Carbonate crust revealed in pockmarks on the mid-Norwegian shelf

Video footage acquired during MAREANOs latest cruise at Skoldryggen has revealed why the inside of pockmarks at 440 m depth on the seabed appear harder than the surrounding seabed, when seen on multibeam backscatter images. Carbonate crusts have been found at the bottom of the pockmarks (Figure 1).


Figure 1 showing an example of carbonate crusts found in a pockmark from Skoldryggen. Two coral trees are observed growing on the crusts.

Pockmarks are a relatively common occurrence on the seabed, typically in deeper areas covered by soft sediments. They are usually more or less circular depressions which are often several metres deep and which have diameters of tens of metres at Skoldryggen. Bathymetry data from multibeam echosounders can reveal the location and extent of these depressions while the strength of the echo from the seabed – multibeam backscatter data -  gives an indication of the bottom sediment type. Backscatter signals from within pockmarks are often the same as the surrounding seabed, but in some places, like at Skjoldryggen (Figure 2), backscatter returns are noticeably stronger from within the pockmarks (Figure 3). High backscatter usually indicates coarser, more varied sediments than low backscatter (see Sampling of seabed sediments on Skjoldryggen, mid-Norway), yet the reason for high backscatter inside the pockmarks cannot be certain without direct observations such as those we obtain with CAMPOD towed video.

 
Figure 2. Mørebanken area showing the location of  the different figures in Skoldryggen and Onadjupet (black squares).


Figure 3. Details from Skoldryggen area showing water depth on the left panel and backscatter on the right panel. The black line corresponds to the location of the video line. Pockmarks appear like depressions showing higher backscatter than the surrounding areas. See Figure 2 for location.

Video data were acquired across two of these pockmarks (Figure 3) revealing that the high backscatter in pockmark depressions coincides with the presence of carbonate crusts (Figures 4A and 4C) whereas low backscatter indicates presence of sandy mud (Figure 4B). Carbonate crusts are formed when anaerobic oxidation of leaking methane leads to production of bicarbonate. Carbonate crusts are therefor good indicators of enhanced methane leakage at some point in geological time.


Figures 4A and 4C show carbonate crusts in 2 pockmarks. Figure 4B shows sandy mud between pockmarks. See Figure 3 for location.

High backscatter signals from the base of pockmarks has also been found at Onadjupet (Figure 2). Video data were acquired here during a MAREANO cruise in 2012 and this too was found to coincide with the presence of carbonate crusts (Figures 5 and 6) but in this case the crusts occur together with bacterial mats.
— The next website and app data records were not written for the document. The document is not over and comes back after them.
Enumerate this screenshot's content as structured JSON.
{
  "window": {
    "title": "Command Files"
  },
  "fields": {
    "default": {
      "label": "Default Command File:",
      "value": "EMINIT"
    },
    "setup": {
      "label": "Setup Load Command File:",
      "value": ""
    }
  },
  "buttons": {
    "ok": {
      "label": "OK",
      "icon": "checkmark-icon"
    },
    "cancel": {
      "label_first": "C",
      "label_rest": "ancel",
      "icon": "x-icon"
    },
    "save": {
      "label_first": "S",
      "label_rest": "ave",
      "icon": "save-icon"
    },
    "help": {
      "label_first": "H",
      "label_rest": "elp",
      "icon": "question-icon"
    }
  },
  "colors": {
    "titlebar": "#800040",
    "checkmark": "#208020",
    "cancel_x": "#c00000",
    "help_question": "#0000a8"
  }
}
These bacterial mats are living colonies of microorganisms which thrive in the presence of certain chemical conditions and which often occur where gas is leaking from the seabed. The presence of gas leakage in this part of Onadjupet is confirmed by multibeam water column data which detects acoustic anomalies in the water column including fish shoals (due to air in the swim bladders) and gas leakages. Gas is detected because the rising gas bubbles contrast sharply with the acoustic properties of the  surrounding water. Within the pockmark area at Onadjupet, multibeam water column data have shown three gas flares indicating that gas is actively escaping from the seafloor in this area (Figure 7).


Figure 5 showing bathymetry grid of 50X50 m resolution due to military restriction. Pockmark location boundaries have been drawn by hand along the video lines. Carbonate crusts occur inside pockmark depressions. White spots on the picture correspond to bacterial mats associated with carbonate crusts.

 
Figure 6 showing an example of carbonate crusts found at Onadjupet (Mørebanken).


Figure 7 showing three gas flares from water column data (Onadjupet). Note many pockmarks. The data are displayed with Fledermaus Midwater. 5x vertical exaggeration. Stripes at the seabed are artefacts, and not real structures.

Contact

Valérie Bellec
geologist
+47 73 90 42 76

Terje Thorsnes
geologist
+47 73 90 42 75

Beate Hoddevik Sunnset
communication advisor
+47 55 23 85 16